California is bracing for a potentially explosive wildfire season following a winter marked by low snowfall and an unusual cold snap that added dead fuel to the forest floors.
This weekend, some of the state's worst fears were realized as winds whipped up a wildfire around the picturesque resort areas of southern Lake Tahoe. By Monday morning, the Angora fire, which officials believe was triggered Sunday by "human activity," had already consumed at least 220 homes and 2,000 acres.
The state's tinderbox conditions prompted Gov. Arnold Schwarzenegger (R) last month to call for additional firefighting crews and equipment to be readied for the summer.
Increasingly local officials, fire services, and insurance companies are trying to put more of the onus for prevention on homeowners. "What this fire shows us is that Lake Tahoe is in a very vulnerable situation and that private homeowners should do everything to reduce fire risk on their own property," says Mark Rey, an undersecretary at the US Department of Agriculture.
The conditions heading into summer are some of the worst seen in recent years, according to officials. Most of the Golden State, is experiencing drought, with the most severe conditions in southern California.
Firefighters are preparing for fires that will spread faster and stay more active during the night given the parched landscapes and vegetation killed off in the cold snap.
"This summer is shaping up as a potentially bad fire season. This is the earliest we have gone into fire restrictions in many years," warned Steve Eubanks, forest supervisor for the Tahoe National Forest, two weeks ago. "In dead vegetation, the moisture content is ... less than in kiln-dried lumber."
CAL FIRE, the state agency that handles wildfires, has 57 aircraft at its disposal, including 23 1,200-gallon air tankers and 11 helicopters. Last year, the state added a DC-10 "supertanker" aircraft on a part-time basis. This year, the plane, which can dump 12,000 gallons of fire retardant, will be on standby fulltime.
The governor in May called for the deployment for more fire crews, equipment, and command and control staff, assigned more fire safety inspectors, and called for coordination with the military.
The Angora fire, meanwhile, has brought 460 firefighters from across the region, with that number expected to double.
The fire's costs could be substantial given the housing and tourism near the alpine lake, the largest in North America. So far, some 1,000 residents were evacuated, and 500 more buildings were threatened.
The Forest Service completed seven community wildfire protection plans last year that identify hazards and propose fuel-reduction projects.
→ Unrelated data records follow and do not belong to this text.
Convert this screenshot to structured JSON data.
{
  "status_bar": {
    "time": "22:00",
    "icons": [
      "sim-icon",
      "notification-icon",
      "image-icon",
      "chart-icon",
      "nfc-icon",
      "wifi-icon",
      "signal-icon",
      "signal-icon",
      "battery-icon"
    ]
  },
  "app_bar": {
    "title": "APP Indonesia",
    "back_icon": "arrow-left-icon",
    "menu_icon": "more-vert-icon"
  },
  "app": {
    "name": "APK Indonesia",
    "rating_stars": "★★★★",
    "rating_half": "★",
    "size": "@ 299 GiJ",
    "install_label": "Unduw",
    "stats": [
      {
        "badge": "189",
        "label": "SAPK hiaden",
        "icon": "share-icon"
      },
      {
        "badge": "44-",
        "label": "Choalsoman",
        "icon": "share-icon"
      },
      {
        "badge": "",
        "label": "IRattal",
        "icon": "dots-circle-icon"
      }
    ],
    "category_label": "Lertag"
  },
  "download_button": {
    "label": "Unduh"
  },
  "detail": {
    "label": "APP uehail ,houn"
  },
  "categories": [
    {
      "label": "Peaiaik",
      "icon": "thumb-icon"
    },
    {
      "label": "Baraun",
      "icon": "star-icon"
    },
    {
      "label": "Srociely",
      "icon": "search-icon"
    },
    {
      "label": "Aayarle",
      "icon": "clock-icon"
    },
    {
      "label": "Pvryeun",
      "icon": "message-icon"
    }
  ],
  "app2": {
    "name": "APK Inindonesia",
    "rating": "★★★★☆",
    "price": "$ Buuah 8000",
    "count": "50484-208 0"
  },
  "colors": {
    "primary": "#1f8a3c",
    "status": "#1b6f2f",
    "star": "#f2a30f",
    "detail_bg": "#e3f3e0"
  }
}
Field assessments found that a majority of buildings in the Tahoe Basin lacked fire-safe construction technique, nonflammable building materials, and the 30-foot zone of defensible space mandated by state law.
There's "a need to address the fuel situation [thinning of forests]. We need a much more aggressive approach to fuel treatment, and need to do the treatment in the Lake Tahoe basin," says Mr. Rey.
The service and CAL FIRE are working with community groups to get residents to make their properties fire-safe.
In the state's urban areas, officials have been putting the squeeze on property owners. Oakland is stepping up inspections that include enforcement of the 30-foot defensible space where grass can be no longer than six inches and tree branches no lower than six feet. Those who don't comply may receive less attention from firefighters if their homes are threatened, according to local reports.
Insurers are starting to play hardball, too. Allstate prompted an uproar this year when it said it will not sell new homeowner policies in California partly due to wildfire and earthquake danger. State Farm requires California homeowners to clear brush within 300 feet of buildings. Those who don't meet the requirements could see their policies dropped.